What is a bedside monitor and how does it work?
A bedside monitor in Intensive Care looks like a television or computer screen and is usually located at the end of a Patient’s bed.
A bedside monitor in Intensive Care is serving the purpose of closely monitoring your loved ones vital signs. Vital signs that are constantly monitored and observed in Intensive Care so that changes in your loved ones condition can be recognised immediately and managed immediately. Thereby activity from a Patient’s body is being transmitted into data displayed on the bedside monitor. The data displayed by the monitor comes from the devices attached to your loved one such as ECG dots on the chest or oxygen saturation probe on the finger. Those devices are connected to the monitor with leads, sending electrical signals to the monitor that display parameters, waveforms and numbers on the screen. Vital signs that are constantly monitored include
- the heart(cardiac monitoring), includes constant display of an electrocardiograph(ECG) in order to assess heart rate and heart rhythm
- Blood pressure monitoring(haemodynamic monitoring), either via an Arterial Catheter or via a blood pressure cuff device, measured on a Patient’s arm
- Respiratory monitoring such as breaths per minute and oxygen saturation(oxygen levels in the blood or pulse oximetry)
- If your loved one is mechanically ventilated(Ventilators (Breathing Machines) with a Breathing Tube/ Endotracheal Tube or with a Tracheostomy, CO2 (carbone dioxide) is measured as well, referred to as EtCO2 or end-tidal carbon dioxide concentration, measured at the end of expiration
- CVP(central venous pressure monitoring) or the filling status(fluid status) in a Patient is measured via the central line(Central Venous Lines)
- Body temperature
- Neurological monitoring such as Intracranial Pressure Monitoring is common and necessary in major head injuries, such as in Traumatic Brain Injury (TBI)
- Less frequently used heamodynamic monitoring parameters are Cardiac output, cardiac index and Pulmonary Artery pressures(PA-pressure) via Pulmonary Artery Catheters. Those parameters are mainly monitored after heart conditions such as Heart Transplant, Coronary Artery Bypass Graft (CABG) surgery and Lung Transplantation
- other less frequently used monitoring parameters include Intra-abdominal pressure monitoring(monitoring pressure in the tummy)
The monitor has alarms for each parameter monitored, in order to remind the bedside nurse that some of the monitored vital signs are out of range and that some of the vital signs might need active management. The alarm can also go off, just by a Patient moving, as the monitor is a very sensitive device and responds to movement as well. All Patients admitted to Intensive Care are constantly attached to a monitor.
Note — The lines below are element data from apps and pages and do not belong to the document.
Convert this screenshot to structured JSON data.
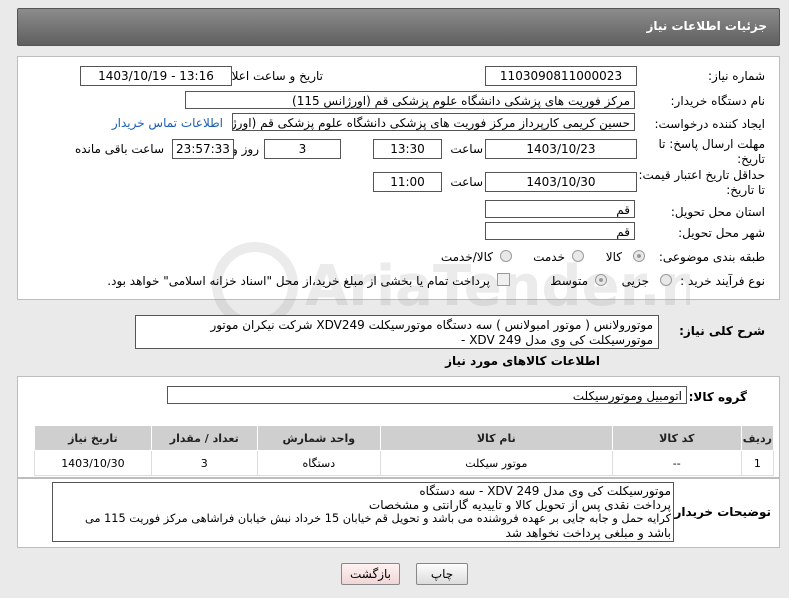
{
  "header": {
    "title": "جزئیات اطلاعات نیاز"
  },
  "form": {
    "need_number_label": "شماره نیاز:",
    "need_number": "1103090811000023",
    "announce_label": "تاریخ و ساعت اعلان عمومی:",
    "announce_value": "1403/10/19 - 13:16",
    "buyer_label": "نام دستگاه خریدار:",
    "buyer_value": "مرکز فوریت های پزشکی دانشگاه علوم پزشکی قم (اورژانس 115)",
    "creator_label": "ایجاد کننده درخواست:",
    "creator_value": "حسین کریمی کارپرداز مرکز فوریت های پزشکی دانشگاه علوم پزشکی قم (اورژانس 115)",
    "contact_link": "اطلاعات تماس خریدار",
    "deadline_label": "مهلت ارسال پاسخ: تا تاریخ:",
    "deadline_date": "1403/10/23",
    "time_label": "ساعت",
    "deadline_time": "13:30",
    "days_value": "3",
    "days_label": "روز و",
    "remaining_value": "23:57:33",
    "remaining_label": "ساعت باقی مانده",
    "validity_label": "حداقل تاریخ اعتبار قیمت: تا تاریخ:",
    "validity_date": "1403/10/30",
    "validity_time_label": "ساعت",
    "validity_time": "11:00",
    "province_label": "استان محل تحویل:",
    "province_value": "قم",
    "city_label": "شهر محل تحویل:",
    "city_value": "قم",
    "category_label": "طبقه بندی موضوعی:",
    "category_options": [
      "کالا",
      "خدمت",
      "کالا/خدمت"
    ],
    "process_label": "نوع فرآیند خرید :",
    "process_options": [
      "جزیی",
      "متوسط"
    ],
    "payment_note": "پرداخت تمام یا بخشی از مبلغ خرید،از محل \"اسناد خزانه اسلامی\" خواهد بود."
  },
  "description": {
    "label": "شرح کلی نیاز:",
    "text_line1": "موتورولانس ( موتور امبولانس ) سه دستگاه موتورسیکلت XDV249   شرکت نیکران موتور",
    "text_line2": "موتورسیکلت کی وی مدل XDV 249 -"
  },
  "goods": {
    "section_title": "اطلاعات کالاهای مورد نیاز",
    "group_label": "گروه کالا:",
    "group_value": "اتومبیل وموتورسیکلت",
    "columns": [
      "ردیف",
      "کد کالا",
      "نام کالا",
      "واحد شمارش",
      "تعداد / مقدار",
      "تاریخ نیاز"
    ],
    "rows": [
      {
        "row": "1",
        "code": "--",
        "name": "موتور سیکلت",
        "unit": "دستگاه",
        "qty": "3",
        "date": "1403/10/30"
      }
    ]
  },
  "buyer_notes": {
    "label": "توضیحات خریدار:",
    "lines": [
      "موتورسیکلت کی وی مدل XDV 249 -  سه دستگاه",
      "پرداخت نقدی پس از تحویل کالا و تاییدیه گارانتی و مشخصات",
      "کرایه حمل و جابه جایی بر عهده فروشنده می باشد و تحویل قم خیابان 15 خرداد نبش خیابان فراشاهی مرکز فوریت 115 می",
      "باشد و مبلغی پرداخت نخواهد شد"
    ]
  },
  "buttons": {
    "print": "چاپ",
    "back": "بازگشت"
  },
  "watermark": {
    "text": "AriaTender.net"
  },
  "colors": {
    "header": "#6e6e6e",
    "link": "#1a5fb4",
    "back_button": "#f7dede"
  }
}
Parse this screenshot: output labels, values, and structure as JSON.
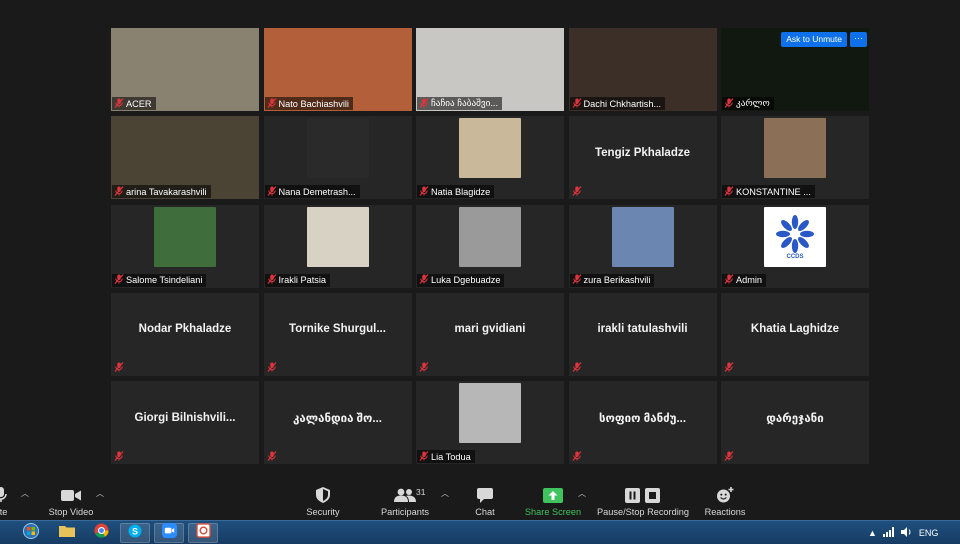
{
  "meeting": {
    "ask_to_unmute": "Ask to Unmute",
    "more": "···"
  },
  "participants": [
    {
      "name": "ACER",
      "video": true,
      "bg": "#8a8270"
    },
    {
      "name": "Nato Bachiashvili",
      "video": true,
      "bg": "#b3603a"
    },
    {
      "name": "ჩაჩია ჩაბაშვი...",
      "video": true,
      "bg": "#c9c7c3"
    },
    {
      "name": "Dachi Chkhartish...",
      "video": true,
      "bg": "#3b2f28"
    },
    {
      "name": "კარლო",
      "video": true,
      "bg": "#101810"
    },
    {
      "name": "arina Tavakarashvili",
      "video": true,
      "bg": "#4b4334",
      "active": true
    },
    {
      "name": "Nana Demetrash...",
      "photo": true,
      "bg": "#2a2a2a"
    },
    {
      "name": "Natia Blagidze",
      "photo": true,
      "bg": "#c9b99a"
    },
    {
      "name": "Tengiz Pkhaladze",
      "center": true
    },
    {
      "name": "KONSTANTINE ...",
      "photo": true,
      "bg": "#8c6f57"
    },
    {
      "name": "Salome Tsindeliani",
      "photo": true,
      "bg": "#3f6d3c"
    },
    {
      "name": "Irakli Patsia",
      "photo": true,
      "bg": "#d8d2c5"
    },
    {
      "name": "Luka Dgebuadze",
      "photo": true,
      "bg": "#9a9a9a"
    },
    {
      "name": "zura Berikashvili",
      "photo": true,
      "bg": "#6b86b0"
    },
    {
      "name": "Admin",
      "photo": true,
      "logo": "CCDS",
      "bg": "#ffffff"
    },
    {
      "name": "Nodar Pkhaladze",
      "center": true,
      "nolabel": true
    },
    {
      "name": "Tornike  Shurgul...",
      "center": true,
      "nolabel": true
    },
    {
      "name": "mari gvidiani",
      "center": true,
      "nolabel": true
    },
    {
      "name": "irakli tatulashvili",
      "center": true,
      "nolabel": true
    },
    {
      "name": "Khatia Laghidze",
      "center": true,
      "nolabel": true
    },
    {
      "name": "Giorgi  Bilnishvili...",
      "center": true,
      "nolabel": true
    },
    {
      "name": "კალანდია შო...",
      "center": true,
      "nolabel": true
    },
    {
      "name": "Lia Todua",
      "photo": true,
      "bg": "#b7b7b7"
    },
    {
      "name": "სოფიო მანძუ...",
      "center": true,
      "nolabel": true
    },
    {
      "name": "დარეჯანი",
      "center": true,
      "nolabel": true
    }
  ],
  "toolbar": {
    "mute_label": "ute",
    "stop_video_label": "Stop Video",
    "security_label": "Security",
    "participants_label": "Participants",
    "participants_count": "31",
    "chat_label": "Chat",
    "share_screen_label": "Share Screen",
    "recording_label": "Pause/Stop Recording",
    "reactions_label": "Reactions"
  },
  "taskbar": {
    "language": "ENG"
  },
  "colors": {
    "accent_blue": "#0e71eb",
    "share_green": "#3fc35f",
    "active_speaker": "#d6e44c",
    "muted_red": "#e0343d"
  }
}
Of course, if you have any questions or concerns, please discuss them with the ICU nurses and doctors.
All Intensive Care interventions and procedures carry a degree of potential risk even when performed by skilled and experienced staff. Please discuss these issues with the medical and nursing staff who are caring for your loved one.
The information contained on this page is general in nature and therefore cannot reflect individual Patient variation. It is meant as a guideline to specific information which will be discussed with you by the Doctors and Nurses caring for your loved one. INTENSIVE CARE HOTLINE attests to the accuracy of the information contained here BUT takes no responsibility for how it may apply to an individual Patient. Please refer to the full disclaimer.